Simple Tips for Tax Season
The most common response to having the government cast its vigilant eye on your finances is stress, especially if you’re not as diligent about admin as you’d like to be. We spoke to UK based tradesman tax specialist Roger Garcha and found out just how easy it is to get organised for tax season. Read on to get up to speed on self employment tax.
A tax year covers a period of 12 months, starting on April 6th and ending on April 5th the following year.
There Are Two Ways to Submit Your Tax Returns
- Via paper return, or hard copy, which must be in by midnight on 31st October
- Online, though you must register in advance, by midnight on 31st January
‘A tax return is a legal obligation and must be completed each year’, says Roger, ‘all income must be recorded on a tax return including, but not limited to, employed and self-employed income, benefits, inheritance, lump sums and interest. It also details any and all legitimate expenses incurred and any tax paid in that tax year’.
So, what does that mean for a self-employed tradesman?

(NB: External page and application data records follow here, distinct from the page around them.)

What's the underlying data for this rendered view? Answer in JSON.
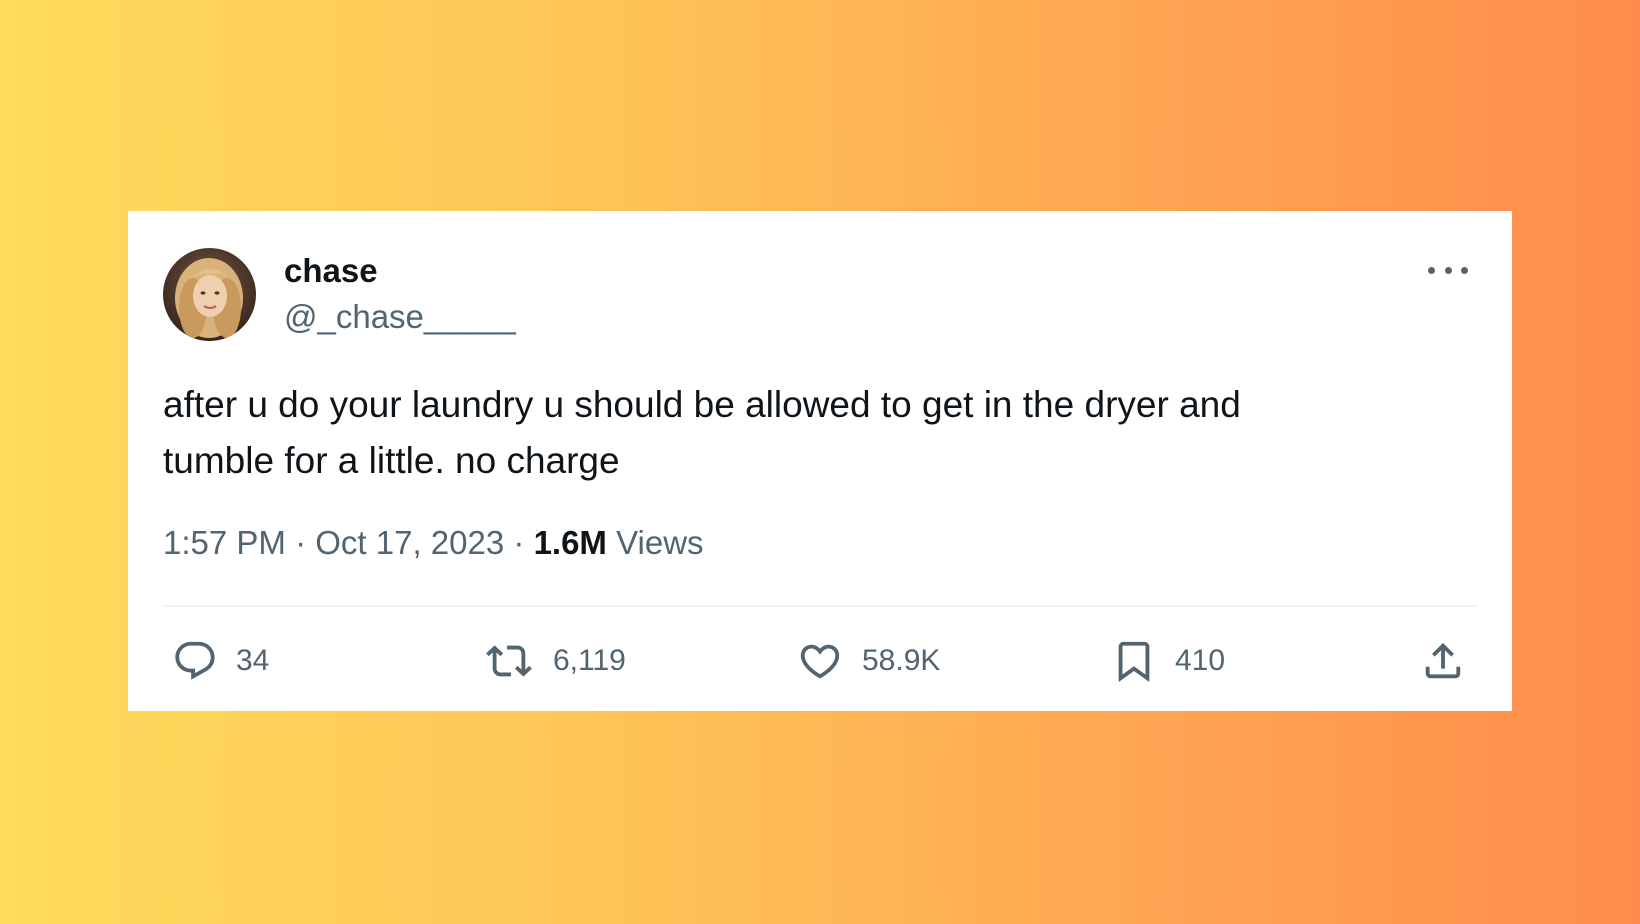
{
  "colors": {
    "background_gradient": [
      "#ffdb5c",
      "#fec657",
      "#ffa552",
      "#ff8c4c"
    ],
    "card": "#ffffff",
    "text_primary": "#0f1419",
    "text_secondary": "#536471",
    "divider": "#eff3f4"
  },
  "tweet": {
    "author": {
      "display_name": "chase",
      "handle": "@_chase_____",
      "avatar_icon": "profile-photo"
    },
    "text_lines": [
      "after u do your laundry u should be allowed to get in the dryer and",
      "tumble for a little. no charge"
    ],
    "meta": {
      "time": "1:57 PM",
      "separator": "·",
      "date": "Oct 17, 2023",
      "views_count": "1.6M",
      "views_label": "Views"
    },
    "actions": {
      "reply": {
        "icon": "reply-icon",
        "count": "34"
      },
      "retweet": {
        "icon": "retweet-icon",
        "count": "6,119"
      },
      "like": {
        "icon": "heart-icon",
        "count": "58.9K"
      },
      "bookmark": {
        "icon": "bookmark-icon",
        "count": "410"
      },
      "share": {
        "icon": "share-icon"
      }
    },
    "more_icon": "more-horizontal-icon"
  }
}
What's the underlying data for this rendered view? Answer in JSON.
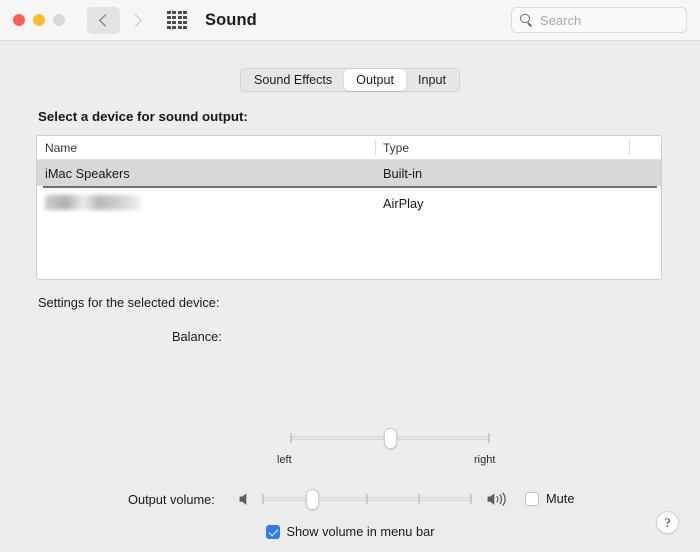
{
  "window": {
    "title": "Sound",
    "traffic_lights": [
      "close-red",
      "minimize-yellow",
      "zoom-gray-disabled"
    ],
    "nav": {
      "back_icon": "chevron-left-icon",
      "forward_icon": "chevron-right-icon",
      "grid_icon": "show-all-grid-icon"
    }
  },
  "search": {
    "placeholder": "Search",
    "value": "",
    "icon": "search-icon"
  },
  "tabs": [
    {
      "label": "Sound Effects",
      "active": false
    },
    {
      "label": "Output",
      "active": true
    },
    {
      "label": "Input",
      "active": false
    }
  ],
  "main": {
    "section_title": "Select a device for sound output:",
    "table": {
      "columns": [
        "Name",
        "Type"
      ],
      "rows": [
        {
          "name": "iMac Speakers",
          "type": "Built-in",
          "selected": true,
          "redacted": false
        },
        {
          "name": "",
          "type": "AirPlay",
          "selected": false,
          "redacted": true
        }
      ]
    },
    "settings_label": "Settings for the selected device:",
    "balance": {
      "label": "Balance:",
      "left_label": "left",
      "right_label": "right",
      "value_percent": 50
    },
    "help_button": {
      "label": "?",
      "icon": "help-question-icon"
    }
  },
  "footer": {
    "output_volume_label": "Output volume:",
    "volume_percent": 24,
    "low_volume_icon": "speaker-icon",
    "high_volume_icon": "speaker-waves-icon",
    "mute": {
      "label": "Mute",
      "checked": false
    },
    "show_volume_menu_bar": {
      "label": "Show volume in menu bar",
      "checked": true
    }
  },
  "colors": {
    "window_bg": "#ececec",
    "titlebar_bg": "#f6f6f6",
    "panel_bg": "#ededed",
    "selection_gray": "#d8d8d8",
    "accent_blue": "#2f7cf6",
    "close_red": "#ff5f57",
    "minimize_yellow": "#febc2e",
    "zoom_gray": "#d9d9d9"
  }
}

It means that from day one, no matter how small your operation is, it’s important to maintain an up to date and comprehensive list of expenditures and purchases throughout the year.
Get Organised Now
Even if you despise admin there’s no escaping it during tax season, and errors or false entries can cost hundreds and sometimes even thousands of pounds in fines. ‘Organisation is key’, says Roger, ‘so keep a diary with details of all jobs worked, where the job was based, how much you were paid and evidence of all your work related expenses’.
- Even if you’re self-employed, ensure you receive a regular payslip
- Update your records every month
- Implement a system that allows you to keep earnings, receipts, bank statements and other expenses safe and organised – a 12-slot expanding file is one of the easiest ways to do this
- Set up a separate bank account to record work income and purchases
‘When you miss the deadline, penalties will automatically be issued on your account even if you don’t owe any tax’, says Roger. ‘Initially you’ll be fined £100 and if you still fail to complete a tax return 90 days later a further £300 will be levied against you. Then it’s a fine of £10 per day up to £900 with Interest accumulating on the whole amount. If you’re still late and go beyond six months there will be a penalty of £300 (or 5% of the tax owing if this is greater). If you’re 12 months late, you will be charged another £300 (or 5% of the tax owing if this is greater). In exceptional circumstances a higher penalty of up to 100% of the tax due is also possible’
5 Bad Tax Habits to Avoid
- Leaving your tax returns until the last minute
- Not keeping invoices and receipts
- Not putting an adequate amount of money aside for tax each time you get paid
- Spending tax money with the view of topping it up at a later date
- Overestimating expenses
What to Claim For as a Tradesman
Roger says the rules are complex and differ greatly for those that are self-employed versus those who are employed under PAYE. ‘As a general rule of thumb, the guideline is to account for that which is incurred wholly and exclusively for the job’, he says, ‘and if your expenses can’t be justified under this banner then you’ll have a hard time substantiating a claim.’
Don’t underestimate the value of expert advice when it comes to tax season. HMRC constantly conducts both random and targeted compliance checks and investigations. ‘The consequences can be extremely stiff and in some cases quite draconian’, says Roger. His company, The Bettertax Organisation, specialises in tax specifically for tradesmen and can assist with everything from basic returns to the processes surrounding tax back on tradesman’s work wear. Alternatively, HMRC has a comprehensive step-by-step process online that you can read to find out more about tax in the UK.